As of right now, in Ignition 8.0.X, that’s basically all the “source control” integration you get. Triggering commits, reverting, etc, is all an exercise for the user. In fact, you would probably need to write a custom module if you wanted to do on-demand “commits” every time a save was pushed from the gateway. But, if you just want to rely on a system like git to perform periodic commits (and safe resource rollback), you’re set.

Future plans include, at minimum, scripting hooks to allow you to directly run commits and various other actions once you’ve configured a git or other VCS repository.

2 Likes

I appreciate the very detailed response. Thank you for your help.

Thanks for this help - I added my entire projects folder to a repo to capture any project changes, I know the .resource folder gets recreated if it’s missing - any issues with one repo for all projects? so far seems to be working fine for me

No, the main thing is keeping track of things. Also, since my original post, we’ve added a project update scripting hook; it’s pretty barebones at the moment, but you could use system.util.execute() to trigger a git commit on project update (theoretically).

Super cool thank you - Ill probably use that for my production project, keep development on manual pushes. Either way working well so far.

I know this is a bit stale (~1 year), but I would love to know your workflow.

I have installed Git on our test/dev Gateway, and have initialized a repo in the C:\Program Files\Inductive Automation\Ignition\data\projects directory, which works as expected - on the server.
However, this is where I have questions. When thinking about developer experience, I would like for them to be able to access the repo from their machine, over a mapped drive perhaps, via Git Bash or whatever client they’d like to use. While this concept works, it is slow. How do you handle this?

Thanks

Hi Scott - Actually never solved that, my workflow isn’t currently great, but we only have two people working on the project, and I solely handle the development pushes. I have git running on the projects directory and while I develop ‘locally’ I log into our server and commit changes to a development project, and then a production environment.

1 Like

Thanks Tyler. We’re small as well, with 2-3 folks building projects.

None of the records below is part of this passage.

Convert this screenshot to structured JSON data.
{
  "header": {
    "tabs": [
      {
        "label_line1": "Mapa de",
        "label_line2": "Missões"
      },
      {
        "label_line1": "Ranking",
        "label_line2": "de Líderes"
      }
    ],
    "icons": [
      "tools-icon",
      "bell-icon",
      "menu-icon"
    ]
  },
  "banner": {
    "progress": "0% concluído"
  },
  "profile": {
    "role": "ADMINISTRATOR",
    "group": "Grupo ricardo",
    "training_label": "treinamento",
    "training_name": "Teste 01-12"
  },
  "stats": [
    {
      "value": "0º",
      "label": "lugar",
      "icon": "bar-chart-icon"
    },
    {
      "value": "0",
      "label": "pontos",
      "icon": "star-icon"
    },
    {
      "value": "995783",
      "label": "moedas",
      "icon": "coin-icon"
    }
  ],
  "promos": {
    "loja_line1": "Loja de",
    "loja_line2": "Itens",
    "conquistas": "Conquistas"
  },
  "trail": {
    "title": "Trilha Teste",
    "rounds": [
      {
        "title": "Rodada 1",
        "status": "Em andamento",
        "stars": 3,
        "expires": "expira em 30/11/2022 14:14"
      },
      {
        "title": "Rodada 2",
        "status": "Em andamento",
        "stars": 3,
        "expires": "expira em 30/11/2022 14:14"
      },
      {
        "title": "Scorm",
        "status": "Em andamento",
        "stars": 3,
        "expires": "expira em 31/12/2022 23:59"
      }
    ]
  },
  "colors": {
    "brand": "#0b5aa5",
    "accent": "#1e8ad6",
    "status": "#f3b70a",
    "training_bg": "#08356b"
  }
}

I was hoping that we could use a share/mapping to access the server repo. While that is certainly doable, it is (understandably) slow. A simple ‘git status’ takes 20-30 seconds (20 projects, ~1300 files).

It would seem that there are a few options:

  1. Connect to the server and handle the Git tasks manually (as you are)
  2. Automate commits, as mentioned earlier in the thread, using the ‘project updated’ hook in conjunction with ‘system.util.execute()’. I could see doing something like ‘git add .’, ‘git commit -am “my comment”’, ‘git push’. However, I’m not sure how you would be able to provide a meaningful comment upon each save.
  3. Access the repo ‘remotely’, as I was attempting to do, understanding that it might be slow.
  4. Ssh into the target Gateway server. This seems to work well in concept.

IMO, #4 is the best option at this point (OpenSsh as we are on Windows), and is probably how I will proceed.

Thanks again for your input!